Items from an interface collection
◆ ◆ ◆ ◆ ◆ ◆ ◆

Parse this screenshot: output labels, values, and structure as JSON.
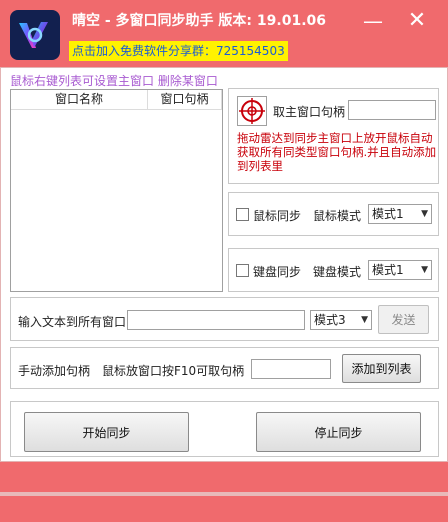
{
  "window": {
    "title": "晴空 - 多窗口同步助手  版本: 19.01.06",
    "promo": "点击加入免费软件分享群：725154503",
    "minimize_glyph": "—",
    "close_glyph": "✕"
  },
  "hint": "鼠标右键列表可设置主窗口  删除某窗口",
  "list": {
    "columns": [
      "窗口名称",
      "窗口句柄"
    ]
  },
  "main_window": {
    "label": "取主窗口句柄",
    "value": "",
    "note": "拖动雷达到同步主窗口上放开鼠标自动获取所有同类型窗口句柄.并且自动添加到列表里"
  },
  "mouse_sync": {
    "checkbox_label": "鼠标同步",
    "checked": false,
    "mode_label": "鼠标模式",
    "mode_value": "模式1"
  },
  "keyboard_sync": {
    "checkbox_label": "键盘同步",
    "checked": false,
    "mode_label": "键盘模式",
    "mode_value": "模式1"
  },
  "text_input": {
    "label": "输入文本到所有窗口",
    "value": "",
    "mode_value": "模式3",
    "send_label": "发送"
  },
  "manual_add": {
    "label": "手动添加句柄",
    "hint": "鼠标放窗口按F10可取句柄",
    "value": "",
    "button_label": "添加到列表"
  },
  "sync": {
    "start_label": "开始同步",
    "stop_label": "停止同步"
  },
  "colors": {
    "accent": "#f06a6d",
    "note_red": "#c8000a",
    "hint_purple": "#a85ad1",
    "banner_bg": "#fff200",
    "banner_text": "#1a5bd6"
  },
  "icons": {
    "app": "app-logo-icon",
    "target": "radar-crosshair-icon",
    "dropdown": "chevron-down-icon"
  }
}
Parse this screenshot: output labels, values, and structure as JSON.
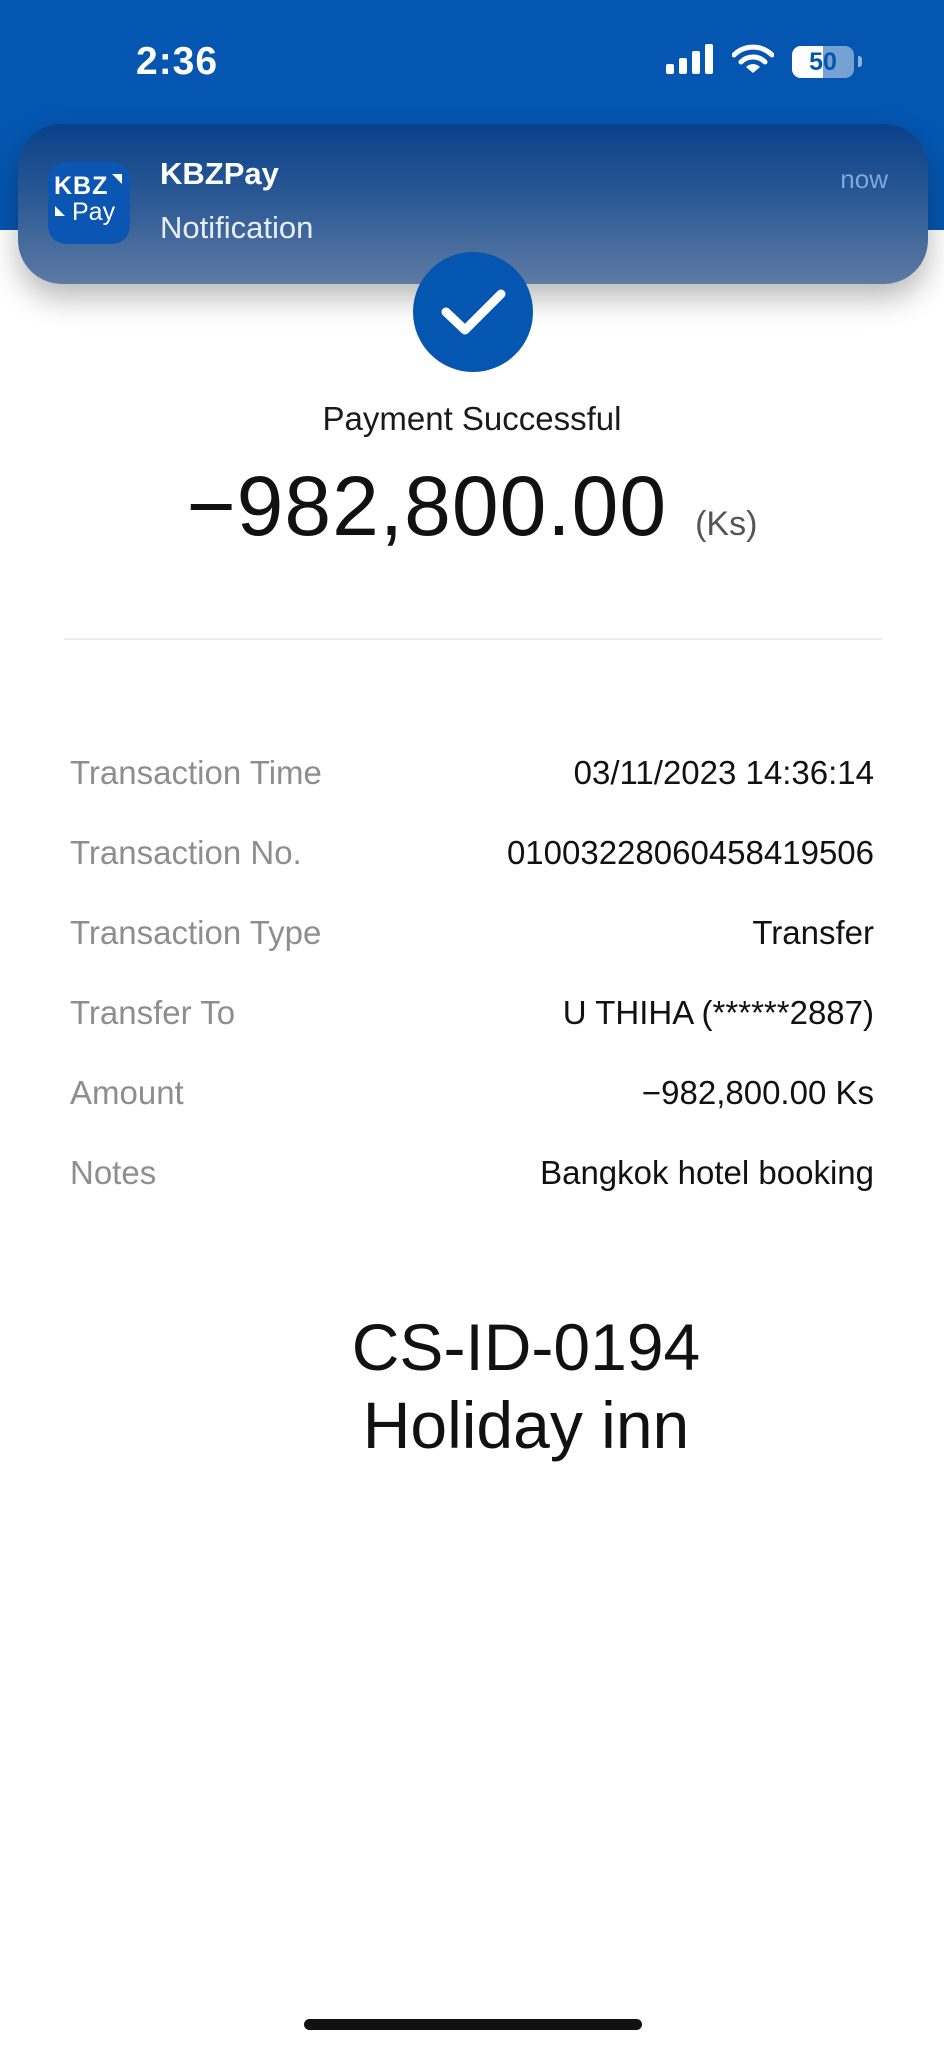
{
  "status_bar": {
    "time": "2:36",
    "battery_level": "50",
    "icons": [
      "cellular-signal-icon",
      "wifi-icon",
      "battery-icon"
    ]
  },
  "notification": {
    "app_name": "KBZPay",
    "message": "Notification",
    "time": "now",
    "app_icon_text_top": "KBZ",
    "app_icon_text_bottom": "Pay"
  },
  "receipt": {
    "status": "Payment Successful",
    "amount": "−982,800.00",
    "currency": "(Ks)",
    "details": [
      {
        "label": "Transaction Time",
        "value": "03/11/2023 14:36:14"
      },
      {
        "label": "Transaction No.",
        "value": "01003228060458419506"
      },
      {
        "label": "Transaction Type",
        "value": "Transfer"
      },
      {
        "label": "Transfer To",
        "value": "U THIHA (******2887)"
      },
      {
        "label": "Amount",
        "value": "−982,800.00 Ks"
      },
      {
        "label": "Notes",
        "value": "Bangkok hotel booking"
      }
    ]
  },
  "annotation": {
    "line1": "CS-ID-0194",
    "line2": "Holiday inn"
  },
  "colors": {
    "brand_blue": "#0556b0",
    "label_gray": "#8e8e8e",
    "text_dark": "#111111"
  }
}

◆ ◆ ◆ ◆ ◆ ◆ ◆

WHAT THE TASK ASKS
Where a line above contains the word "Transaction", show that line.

REPLY TO THE TASK
        "label": "Transaction Time",
        "label": "Transaction No.",
        "label": "Transaction Type",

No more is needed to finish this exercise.